by Tony Brown | AHL On The Beat
The end of each AHL season brings with it tangible opportunities for many young players in the form of amateur and professional tryout agreements, forged with American League teams at the conclusions of players’ collegiate or pro seasons.
This year, the Central Division’s Cleveland Monsters inked rookie forwards Spencer Naas, a four-year letter winner at the University of Connecticut, and Grant Besse, a former University of Wisconsin winger fresh off a productive campaign in the ECHL, to late-season tryout contracts.
Both Minnesota natives and high school teammates at Benilde-St. Margaret’s in the Twin Cities, Naas and Besse arrived in Cleveland to find another of their high school teammates entrenched in the Monsters’ dressing room in defensemen Ryan Collins, one season removed from enjoying a similar late-season AHL entry following his time at the University of Minnesota.
Speaking prior to his professional debut, Naas described his approach to his late-season look-see with the Monsters.
“It’s definitely very fast [in the AHL] and the defensemen really close time and space quickly, but my teammates have done a great job of welcoming me and helping me feel comfortable,” explained Naas. “That has certainly helped me relax and focus on playing my game and helping the team any way I can.”
Naas’ first professional game resulted in his first professional goal, scored in front of his parents, who were in attendance at The Q alongside over 15,000 fans. Naas says, given that type of pressure-cooker environment, he sought to simplify his game.
“I just tried to tell myself it’s just another game,” said Naas. “I’ve been playing this sport for as long as I can remember so I just tried not to complicate things too much and tried to do the things that allow me to be successful.”
For Besse, there was a comfort level not just between himself and his teammates, but also with his new head coach John Madden.
“I know a little bit about him from the four years I spent living in Minnesota,” detailed Madden. “I had a chance to watch [Besse] play all four years of high school and a little bit of college so there’s familiarity there…The one thing I want to see is his shot, he scored a lot of goals in high school and we’re looking for big things from him here.”
Acknowledging that there’s little time for ATO/PTO acquisitions to adjust to a team’s systems and philosophies when joining a club at midstream, Madden explained what a coach can glean about players when evaluating them in these late-season, “fish-out-of-water” settings.

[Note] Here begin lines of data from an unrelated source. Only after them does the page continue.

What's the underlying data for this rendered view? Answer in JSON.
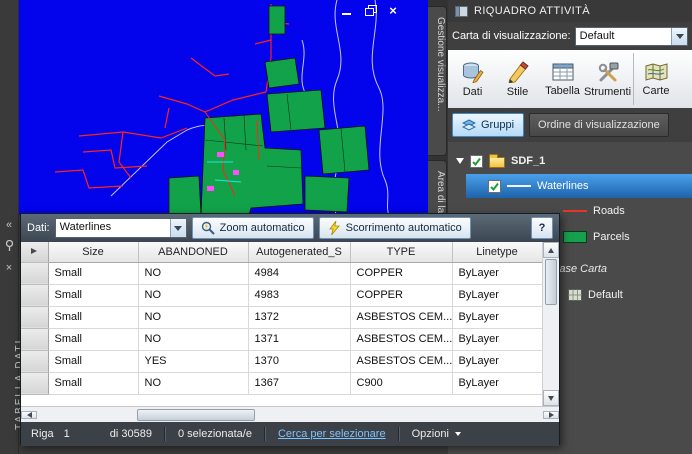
{
  "colors": {
    "map_background": "#0303ec",
    "parcel_green": "#12a34a",
    "road_red": "#ff2419",
    "selection_blue": "#2e7fd0",
    "active_tab_blue": "#b5daf7"
  },
  "left_strip": {
    "title": "TABELLA DATI",
    "icons": [
      "collapse-icon",
      "pin-icon",
      "close-icon"
    ]
  },
  "map": {
    "window_controls": [
      "minimize",
      "restore",
      "close"
    ]
  },
  "side_tabs": {
    "display_manager": "Gestione visualizza...",
    "workspace": "Area di lavoro"
  },
  "task_pane": {
    "title": "RIQUADRO ATTIVITÀ",
    "display_map_label": "Carta di visualizzazione:",
    "display_map_value": "Default",
    "toolbar": [
      {
        "label": "Dati",
        "icon": "data-icon"
      },
      {
        "label": "Stile",
        "icon": "style-icon"
      },
      {
        "label": "Tabella",
        "icon": "table-icon"
      },
      {
        "label": "Strumenti",
        "icon": "tools-icon"
      },
      {
        "label": "Carte",
        "icon": "maps-icon"
      }
    ],
    "tabs": {
      "gruppi": "Gruppi",
      "ordine": "Ordine di visualizzazione"
    },
    "tree": {
      "root_label": "SDF_1",
      "layers": [
        {
          "label": "Waterlines",
          "selected": true,
          "swatch": "line-white"
        },
        {
          "label": "Roads",
          "selected": false,
          "swatch": "line-red"
        },
        {
          "label": "Parcels",
          "selected": false,
          "swatch": "rect-green"
        }
      ],
      "base_section_label": "Base Carta",
      "base_item_label": "Default"
    }
  },
  "data_table": {
    "dati_label": "Dati:",
    "dati_value": "Waterlines",
    "zoom_button": "Zoom automatico",
    "scroll_button": "Scorrimento automatico",
    "help_button": "?",
    "columns": [
      "Size",
      "ABANDONED",
      "Autogenerated_S",
      "TYPE",
      "Linetype"
    ],
    "rows": [
      [
        "Small",
        "NO",
        "4984",
        "COPPER",
        "ByLayer"
      ],
      [
        "Small",
        "NO",
        "4983",
        "COPPER",
        "ByLayer"
      ],
      [
        "Small",
        "NO",
        "1372",
        "ASBESTOS CEM...",
        "ByLayer"
      ],
      [
        "Small",
        "NO",
        "1371",
        "ASBESTOS CEM...",
        "ByLayer"
      ],
      [
        "Small",
        "YES",
        "1370",
        "ASBESTOS CEM...",
        "ByLayer"
      ],
      [
        "Small",
        "NO",
        "1367",
        "C900",
        "ByLayer"
      ]
    ],
    "status": {
      "row_label": "Riga",
      "row_value": "1",
      "total_label": "di 30589",
      "selection_label": "0 selezionata/e",
      "search_link": "Cerca per selezionare",
      "options_label": "Opzioni"
    }
  }
}
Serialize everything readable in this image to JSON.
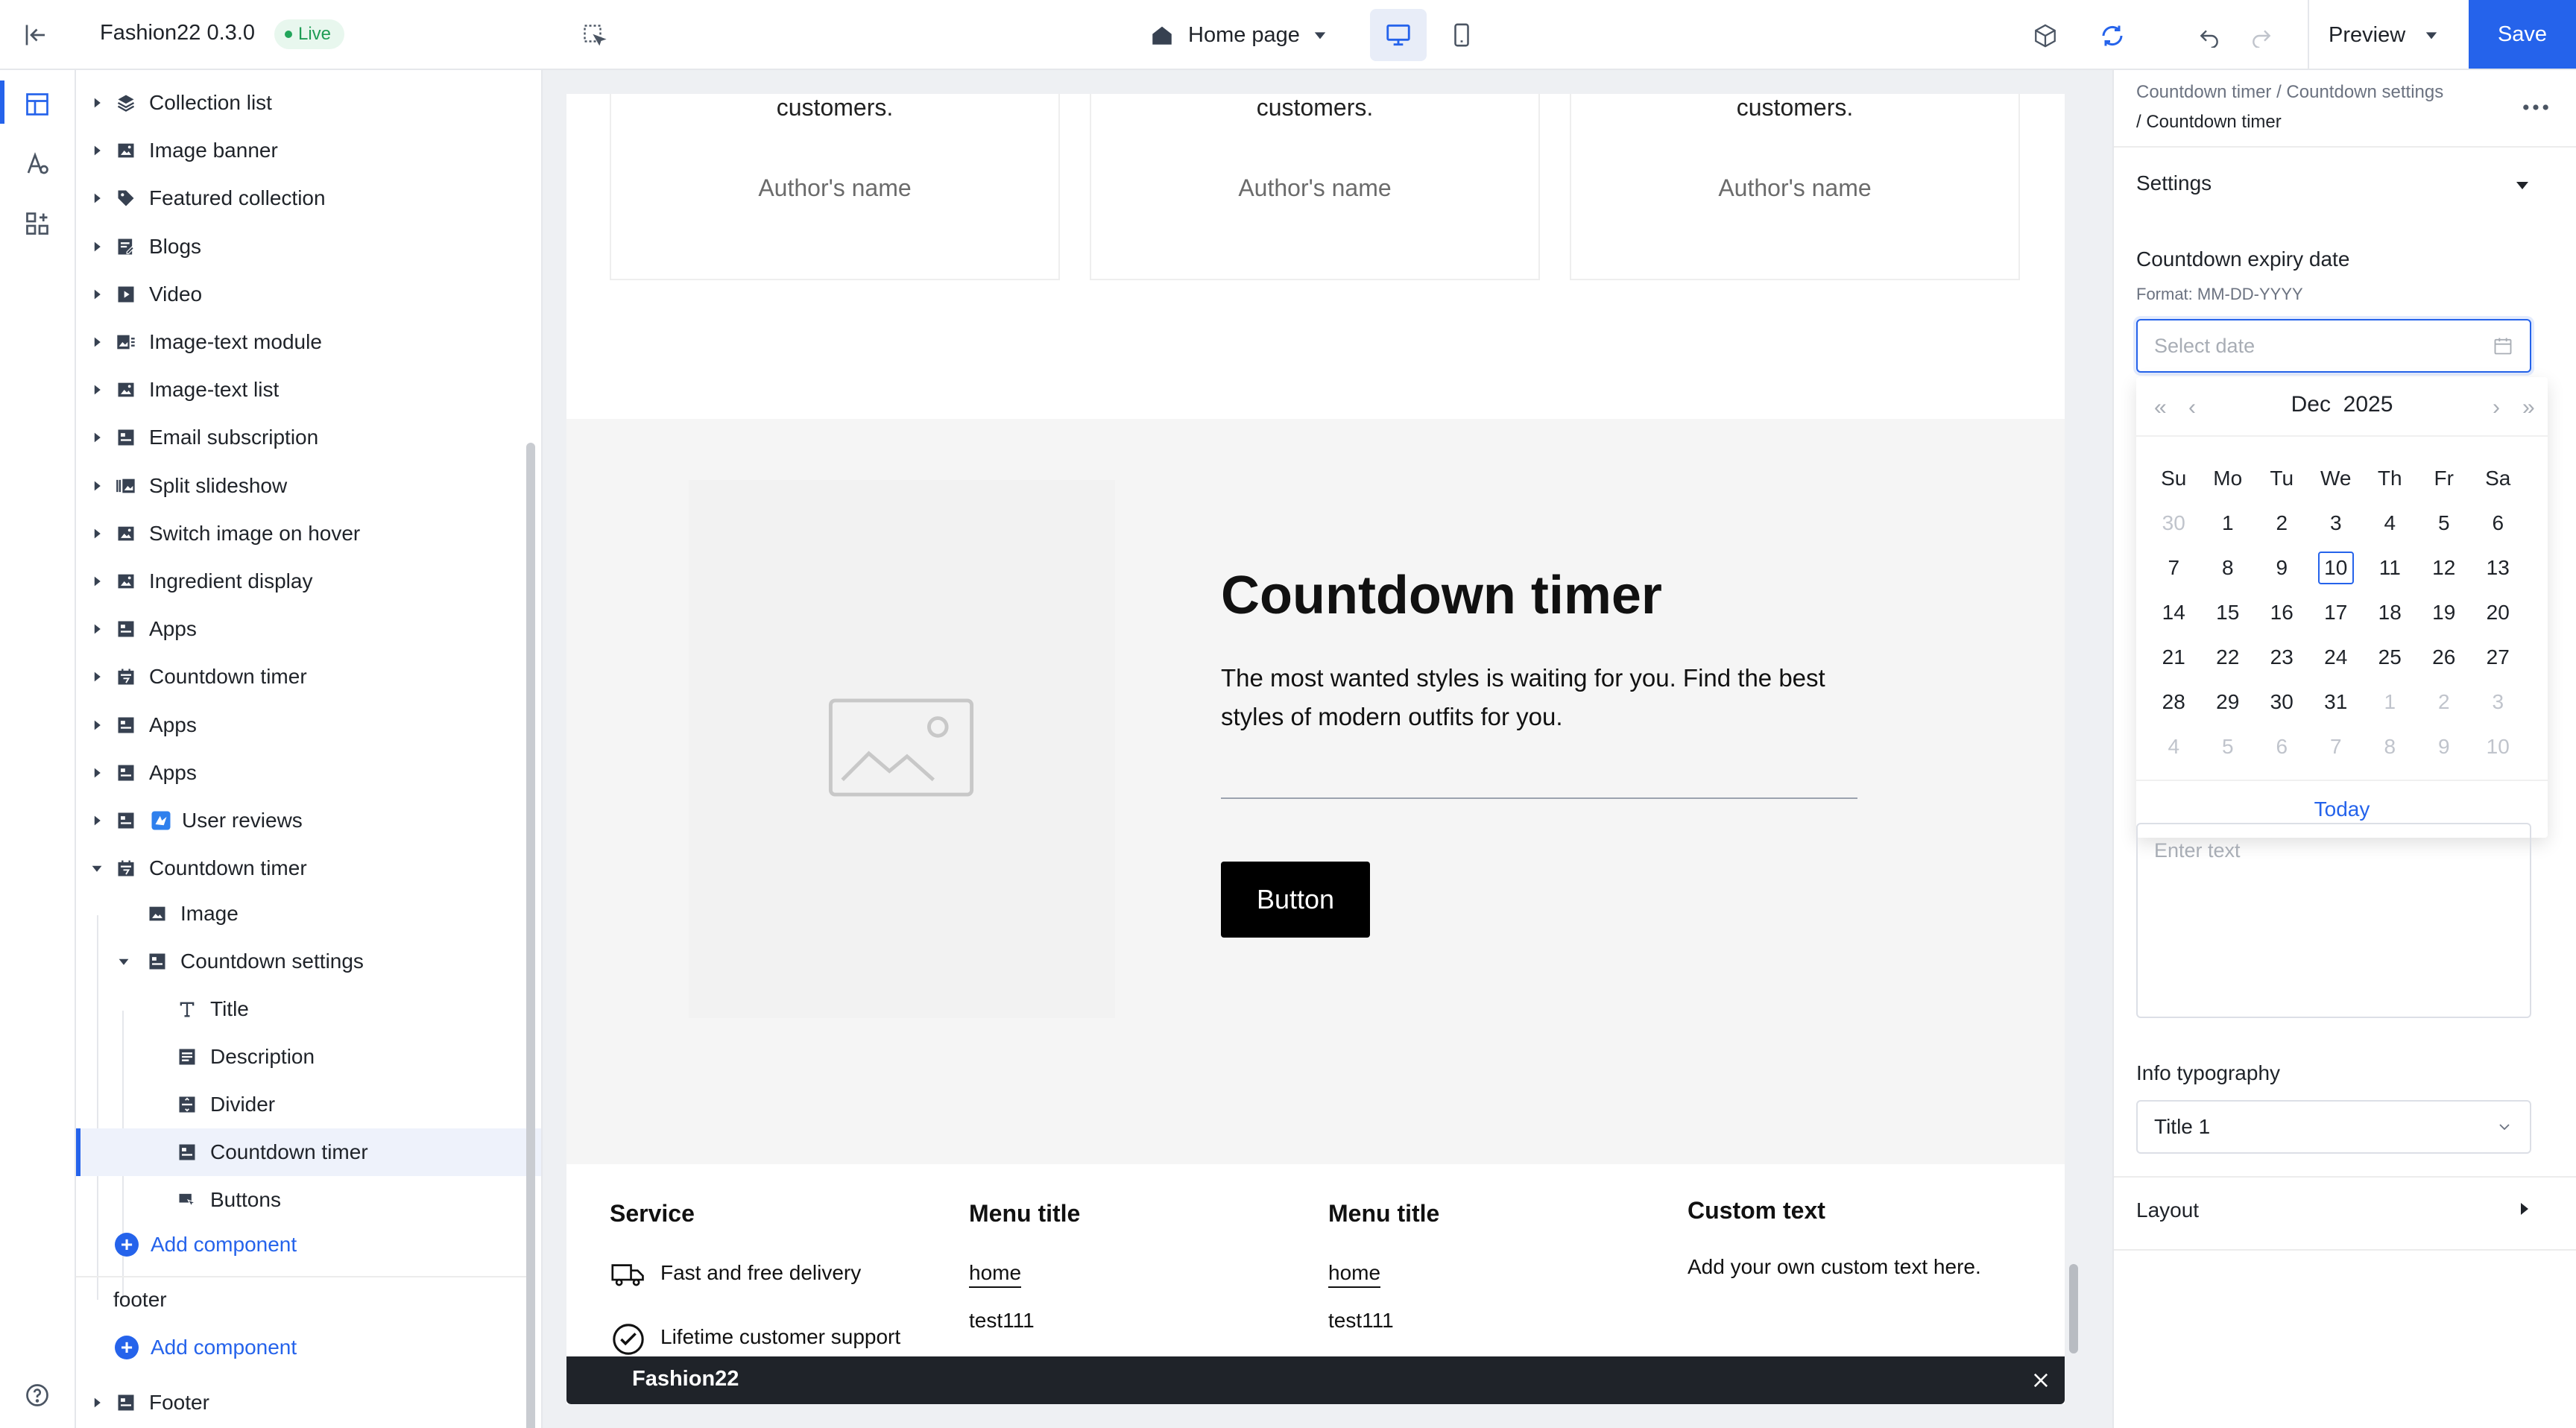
{
  "app": {
    "store_name": "Fashion22",
    "version": "0.3.0",
    "status": "Live",
    "page_selector": "Home page",
    "preview_label": "Preview",
    "save_label": "Save"
  },
  "layers": {
    "items": [
      {
        "label": "Collection list",
        "icon": "collection-icon",
        "expanded": false
      },
      {
        "label": "Image banner",
        "icon": "image-icon",
        "expanded": false
      },
      {
        "label": "Featured collection",
        "icon": "tag-icon",
        "expanded": false
      },
      {
        "label": "Blogs",
        "icon": "blog-icon",
        "expanded": false
      },
      {
        "label": "Video",
        "icon": "video-icon",
        "expanded": false
      },
      {
        "label": "Image-text module",
        "icon": "image-text-icon",
        "expanded": false
      },
      {
        "label": "Image-text list",
        "icon": "image-icon",
        "expanded": false
      },
      {
        "label": "Email subscription",
        "icon": "section-icon",
        "expanded": false
      },
      {
        "label": "Split slideshow",
        "icon": "slideshow-icon",
        "expanded": false
      },
      {
        "label": "Switch image on hover",
        "icon": "image-icon",
        "expanded": false
      },
      {
        "label": "Ingredient display",
        "icon": "image-icon",
        "expanded": false
      },
      {
        "label": "Apps",
        "icon": "section-icon",
        "expanded": false
      },
      {
        "label": "Countdown timer",
        "icon": "calendar-icon",
        "expanded": false
      },
      {
        "label": "Apps",
        "icon": "section-icon",
        "expanded": false
      },
      {
        "label": "Apps",
        "icon": "section-icon",
        "expanded": false
      },
      {
        "label": "User reviews",
        "icon": "section-icon",
        "expanded": false
      },
      {
        "label": "Countdown timer",
        "icon": "calendar-icon",
        "expanded": true
      }
    ],
    "children": {
      "image": "Image",
      "countdown_settings": "Countdown settings",
      "title": "Title",
      "description": "Description",
      "divider": "Divider",
      "countdown_timer": "Countdown timer",
      "buttons": "Buttons"
    },
    "add_component": "Add component",
    "footer_group": "footer",
    "footer_item": "Footer"
  },
  "canvas": {
    "quotes": [
      {
        "text": "customers.",
        "author": "Author's name"
      },
      {
        "text": "customers.",
        "author": "Author's name"
      },
      {
        "text": "customers.",
        "author": "Author's name"
      }
    ],
    "countdown": {
      "title": "Countdown timer",
      "description": "The most wanted styles is waiting for you. Find the best styles of modern outfits for you.",
      "button": "Button"
    },
    "footer": {
      "service_title": "Service",
      "service_items": [
        "Fast and free delivery",
        "Lifetime customer support"
      ],
      "menu1_title": "Menu title",
      "menu1_links": [
        "home",
        "test111"
      ],
      "menu2_title": "Menu title",
      "menu2_links": [
        "home",
        "test111"
      ],
      "custom_title": "Custom text",
      "custom_text": "Add your own custom text here."
    },
    "toast_title": "Fashion22"
  },
  "settings": {
    "breadcrumb_line1": "Countdown timer / Countdown settings",
    "breadcrumb_line2": "/ Countdown timer",
    "section_settings": "Settings",
    "expiry_label": "Countdown expiry date",
    "expiry_format": "Format: MM-DD-YYYY",
    "date_placeholder": "Select date",
    "datepicker": {
      "month": "Dec",
      "year": "2025",
      "weekdays": [
        "Su",
        "Mo",
        "Tu",
        "We",
        "Th",
        "Fr",
        "Sa"
      ],
      "weeks": [
        [
          {
            "d": "30",
            "m": true
          },
          {
            "d": "1"
          },
          {
            "d": "2"
          },
          {
            "d": "3"
          },
          {
            "d": "4"
          },
          {
            "d": "5"
          },
          {
            "d": "6"
          }
        ],
        [
          {
            "d": "7"
          },
          {
            "d": "8"
          },
          {
            "d": "9"
          },
          {
            "d": "10",
            "t": true
          },
          {
            "d": "11"
          },
          {
            "d": "12"
          },
          {
            "d": "13"
          }
        ],
        [
          {
            "d": "14"
          },
          {
            "d": "15"
          },
          {
            "d": "16"
          },
          {
            "d": "17"
          },
          {
            "d": "18"
          },
          {
            "d": "19"
          },
          {
            "d": "20"
          }
        ],
        [
          {
            "d": "21"
          },
          {
            "d": "22"
          },
          {
            "d": "23"
          },
          {
            "d": "24"
          },
          {
            "d": "25"
          },
          {
            "d": "26"
          },
          {
            "d": "27"
          }
        ],
        [
          {
            "d": "28"
          },
          {
            "d": "29"
          },
          {
            "d": "30"
          },
          {
            "d": "31"
          },
          {
            "d": "1",
            "m": true
          },
          {
            "d": "2",
            "m": true
          },
          {
            "d": "3",
            "m": true
          }
        ],
        [
          {
            "d": "4",
            "m": true
          },
          {
            "d": "5",
            "m": true
          },
          {
            "d": "6",
            "m": true
          },
          {
            "d": "7",
            "m": true
          },
          {
            "d": "8",
            "m": true
          },
          {
            "d": "9",
            "m": true
          },
          {
            "d": "10",
            "m": true
          }
        ]
      ],
      "today_label": "Today"
    },
    "text_placeholder": "Enter text",
    "info_typography_label": "Info typography",
    "info_typography_value": "Title 1",
    "section_layout": "Layout"
  },
  "colors": {
    "accent": "#2563eb",
    "live_green": "#22a55b",
    "dark_toast": "#1f2329"
  }
}
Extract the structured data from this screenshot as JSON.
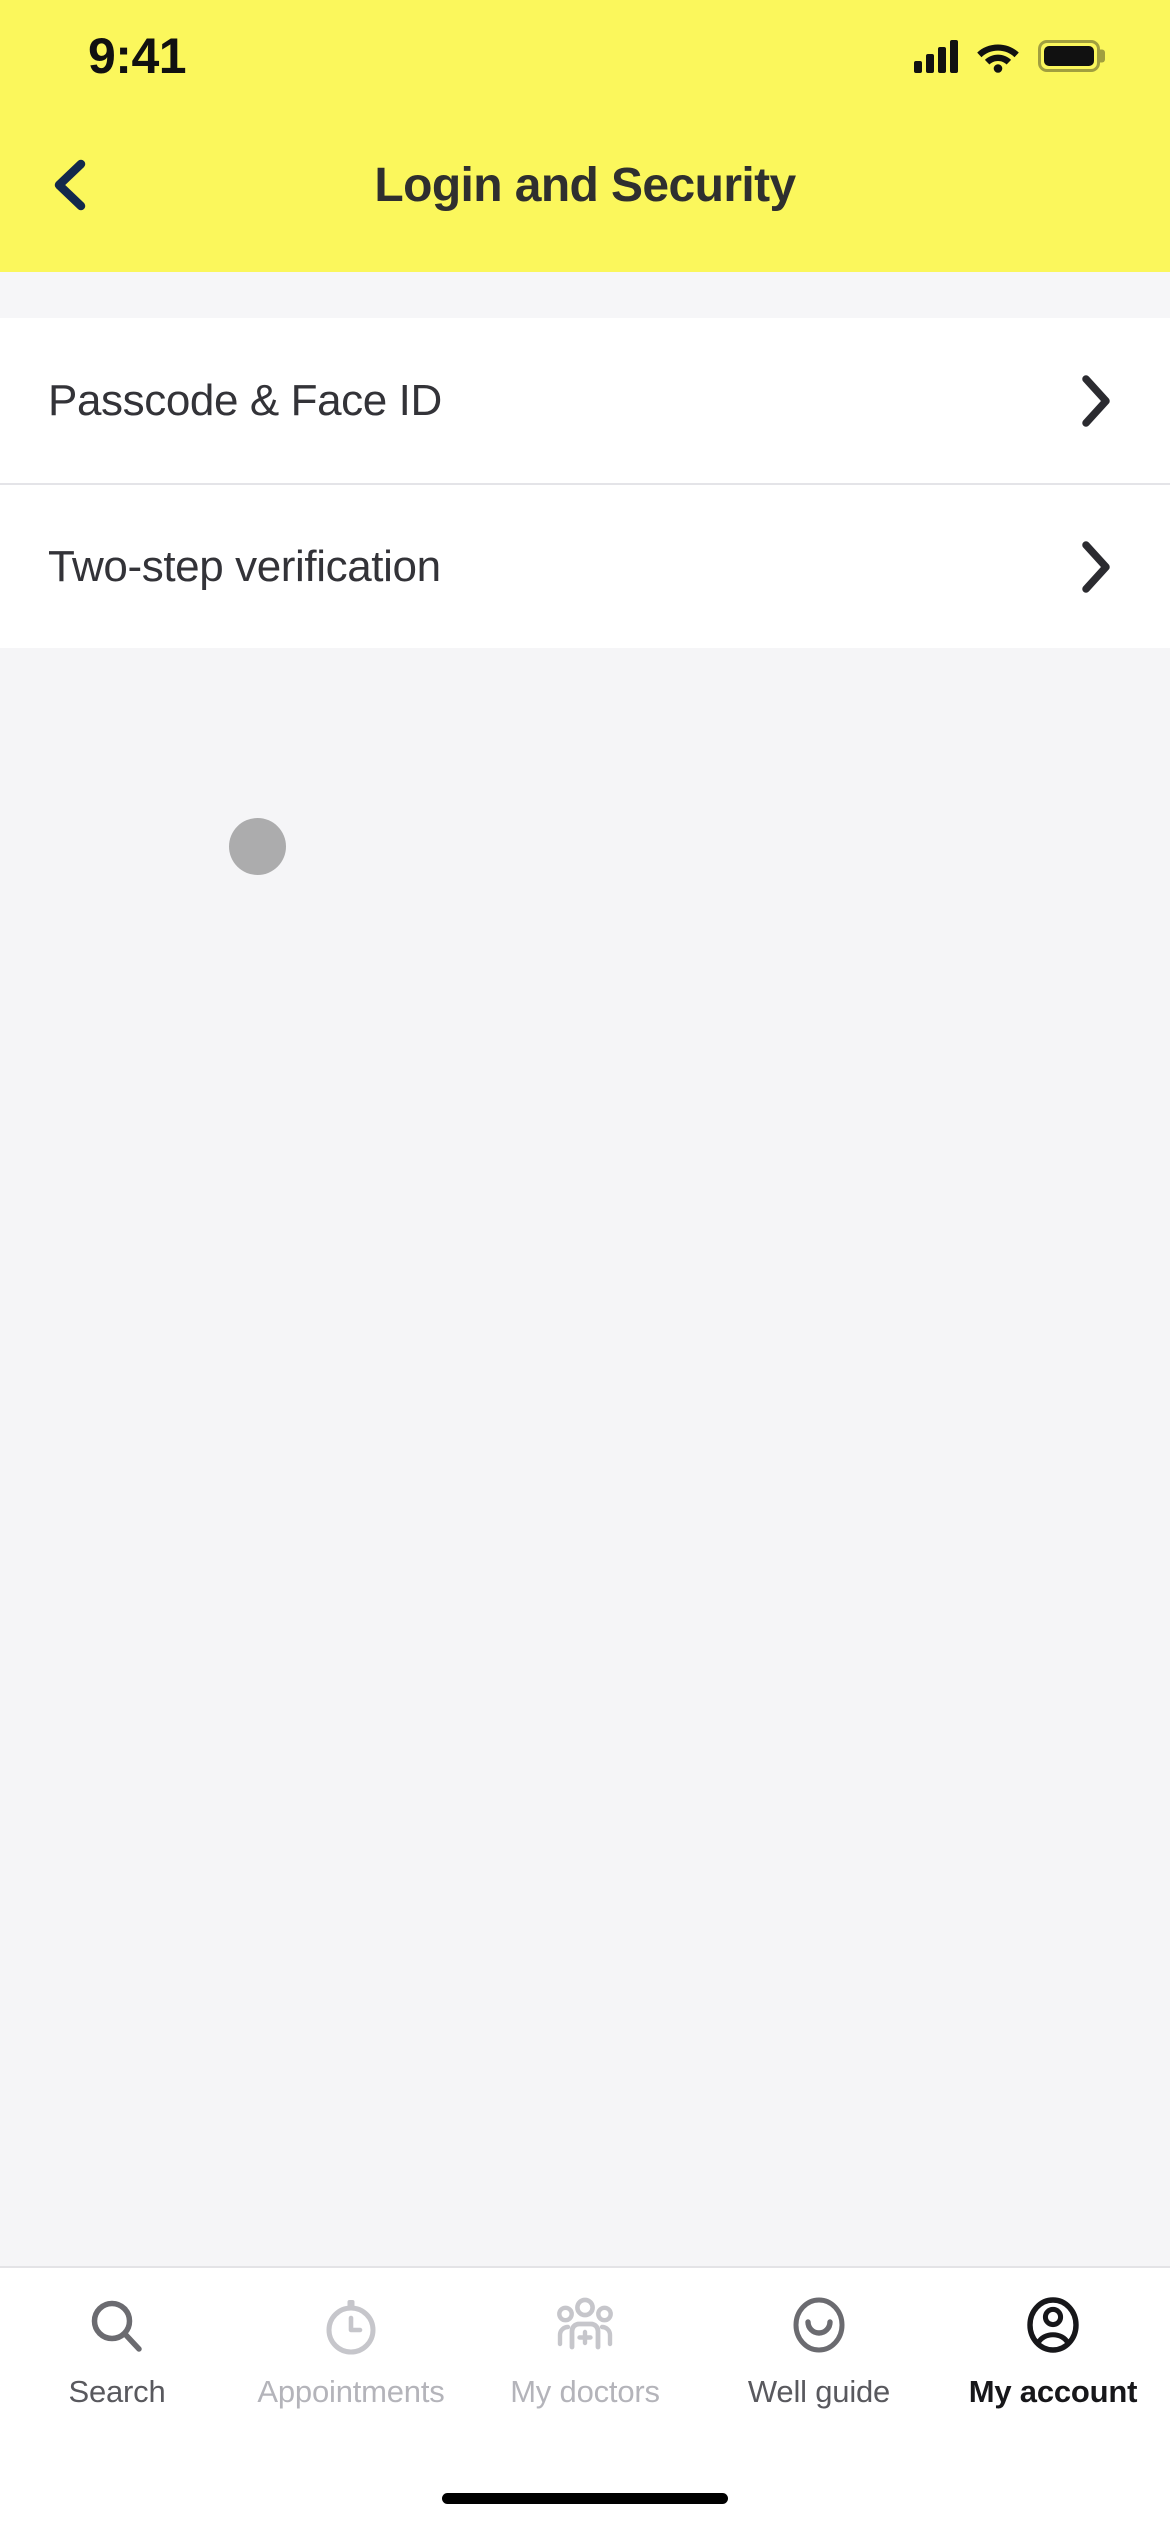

“You kind of get a look into what hockey IQ they have just jumping into game 66 or 67 of the season or whatever it might be,” explained Madden. “That’s what I like about both [Naas’ and Besse’s] games, they’ve figured their way around out there and are doing enough to earn additional looks in the lineup.”
For Besse, the biggest leap made from college to pro hockey isn’t a matter of the tempo or style of play, but rather the frequency of the games themselves.
“The thing that jumps out to me is just the number of games that you play,” said Besse. “In college, your schedule is pretty set with Friday and Saturday games and a full week of practice to prepare for the next games, but in the pros you play those same weekend games with a Wednesday or a Sunday sprinkled in. I had to learn what I need to do to get ready throughout the week and trying to perfect that routine so I’m ready to go on a given night.”
Besse also has a clear vision for his late-season AHL chance.
“I just want to play the best hockey I can play,” said Besse. “I think if I can do that, based on the year I had [in the ECHL], I’m hoping to be a full-time player [in the AHL] in the upcoming season. I’m just trying to put my best foot forward and see where it goes from there.”
That sentiment represents sage advice for almost every AHL player each spring.